» What is being asked
What you return must match the listing below exactly.
________________________________________
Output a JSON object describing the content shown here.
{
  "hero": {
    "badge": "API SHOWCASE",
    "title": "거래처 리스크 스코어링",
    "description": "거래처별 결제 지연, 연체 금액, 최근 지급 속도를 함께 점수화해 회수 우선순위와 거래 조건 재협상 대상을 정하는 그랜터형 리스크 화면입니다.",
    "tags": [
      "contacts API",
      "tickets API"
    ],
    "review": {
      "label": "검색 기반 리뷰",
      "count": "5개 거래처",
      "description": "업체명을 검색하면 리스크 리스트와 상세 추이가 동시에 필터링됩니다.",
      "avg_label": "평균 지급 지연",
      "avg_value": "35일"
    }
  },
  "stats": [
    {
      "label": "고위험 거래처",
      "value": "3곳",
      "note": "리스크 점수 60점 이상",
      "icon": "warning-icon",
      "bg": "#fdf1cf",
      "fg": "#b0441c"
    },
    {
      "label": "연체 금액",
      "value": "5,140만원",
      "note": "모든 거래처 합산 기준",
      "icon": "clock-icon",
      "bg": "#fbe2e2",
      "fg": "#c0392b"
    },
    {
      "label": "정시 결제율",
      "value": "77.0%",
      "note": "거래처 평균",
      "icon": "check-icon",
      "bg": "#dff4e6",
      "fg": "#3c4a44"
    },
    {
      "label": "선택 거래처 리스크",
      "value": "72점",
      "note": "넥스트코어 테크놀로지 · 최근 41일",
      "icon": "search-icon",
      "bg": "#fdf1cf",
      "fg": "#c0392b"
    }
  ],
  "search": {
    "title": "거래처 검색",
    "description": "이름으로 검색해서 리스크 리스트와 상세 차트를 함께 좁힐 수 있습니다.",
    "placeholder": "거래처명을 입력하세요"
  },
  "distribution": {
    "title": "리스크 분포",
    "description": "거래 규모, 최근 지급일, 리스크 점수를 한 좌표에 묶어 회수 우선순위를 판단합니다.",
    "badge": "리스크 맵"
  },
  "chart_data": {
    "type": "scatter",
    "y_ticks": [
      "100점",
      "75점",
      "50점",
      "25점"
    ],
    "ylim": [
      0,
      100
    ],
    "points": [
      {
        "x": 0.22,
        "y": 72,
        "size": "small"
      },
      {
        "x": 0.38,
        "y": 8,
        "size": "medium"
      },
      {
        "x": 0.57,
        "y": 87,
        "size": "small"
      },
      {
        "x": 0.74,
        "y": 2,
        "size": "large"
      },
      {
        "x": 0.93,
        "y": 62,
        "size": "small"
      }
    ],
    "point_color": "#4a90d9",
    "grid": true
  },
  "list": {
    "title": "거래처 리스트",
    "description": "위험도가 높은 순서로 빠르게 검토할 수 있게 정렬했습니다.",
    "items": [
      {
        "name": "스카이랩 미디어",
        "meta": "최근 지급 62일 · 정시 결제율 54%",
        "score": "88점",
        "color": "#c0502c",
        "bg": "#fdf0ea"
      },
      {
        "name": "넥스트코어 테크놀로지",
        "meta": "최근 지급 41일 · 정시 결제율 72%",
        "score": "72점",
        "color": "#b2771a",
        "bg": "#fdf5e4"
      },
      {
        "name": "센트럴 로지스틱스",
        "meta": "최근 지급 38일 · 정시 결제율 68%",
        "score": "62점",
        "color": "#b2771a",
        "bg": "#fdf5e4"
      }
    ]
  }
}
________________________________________
» Solution for this task
Output a JSON object describing the content shown here.
{
  "hero": {
    "badge": "API SHOWCASE",
    "title": "거래처 리스크 스코어링",
    "description": "거래처별 결제 지연, 연체 금액, 최근 지급 속도를 함께 점수화해 회수 우선순위와 거래 조건 재협상 대상을 정하는 그랜터형 리스크 화면입니다.",
    "tags": [
      "contacts API",
      "tickets API"
    ],
    "review": {
      "label": "검색 기반 리뷰",
      "count": "5개 거래처",
      "description": "업체명을 검색하면 리스크 리스트와 상세 추이가 동시에 필터링됩니다.",
      "avg_label": "평균 지급 지연",
      "avg_value": "35일"
    }
  },
  "stats": [
    {
      "label": "고위험 거래처",
      "value": "3곳",
      "note": "리스크 점수 60점 이상",
      "icon": "warning-icon",
      "bg": "#fdf1cf",
      "fg": "#b0441c"
    },
    {
      "label": "연체 금액",
      "value": "5,140만원",
      "note": "모든 거래처 합산 기준",
      "icon": "clock-icon",
      "bg": "#fbe2e2",
      "fg": "#c0392b"
    },
    {
      "label": "정시 결제율",
      "value": "77.0%",
      "note": "거래처 평균",
      "icon": "check-icon",
      "bg": "#dff4e6",
      "fg": "#3c4a44"
    },
    {
      "label": "선택 거래처 리스크",
      "value": "72점",
      "note": "넥스트코어 테크놀로지 · 최근 41일",
      "icon": "search-icon",
      "bg": "#fdf1cf",
      "fg": "#c0392b"
    }
  ],
  "search": {
    "title": "거래처 검색",
    "description": "이름으로 검색해서 리스크 리스트와 상세 차트를 함께 좁힐 수 있습니다.",
    "placeholder": "거래처명을 입력하세요"
  },
  "distribution": {
    "title": "리스크 분포",
    "description": "거래 규모, 최근 지급일, 리스크 점수를 한 좌표에 묶어 회수 우선순위를 판단합니다.",
    "badge": "리스크 맵"
  },
  "chart_data": {
    "type": "scatter",
    "y_ticks": [
      "100점",
      "75점",
      "50점",
      "25점"
    ],
    "ylim": [
      0,
      100
    ],
    "points": [
      {
        "x": 0.22,
        "y": 72,
        "size": "small"
      },
      {
        "x": 0.38,
        "y": 8,
        "size": "medium"
      },
      {
        "x": 0.57,
        "y": 87,
        "size": "small"
      },
      {
        "x": 0.74,
        "y": 2,
        "size": "large"
      },
      {
        "x": 0.93,
        "y": 62,
        "size": "small"
      }
    ],
    "point_color": "#4a90d9",
    "grid": true
  },
  "list": {
    "title": "거래처 리스트",
    "description": "위험도가 높은 순서로 빠르게 검토할 수 있게 정렬했습니다.",
    "items": [
      {
        "name": "스카이랩 미디어",
        "meta": "최근 지급 62일 · 정시 결제율 54%",
        "score": "88점",
        "color": "#c0502c",
        "bg": "#fdf0ea"
      },
      {
        "name": "넥스트코어 테크놀로지",
        "meta": "최근 지급 41일 · 정시 결제율 72%",
        "score": "72점",
        "color": "#b2771a",
        "bg": "#fdf5e4"
      },
      {
        "name": "센트럴 로지스틱스",
        "meta": "최근 지급 38일 · 정시 결제율 68%",
        "score": "62점",
        "color": "#b2771a",
        "bg": "#fdf5e4"
      }
    ]
  }
}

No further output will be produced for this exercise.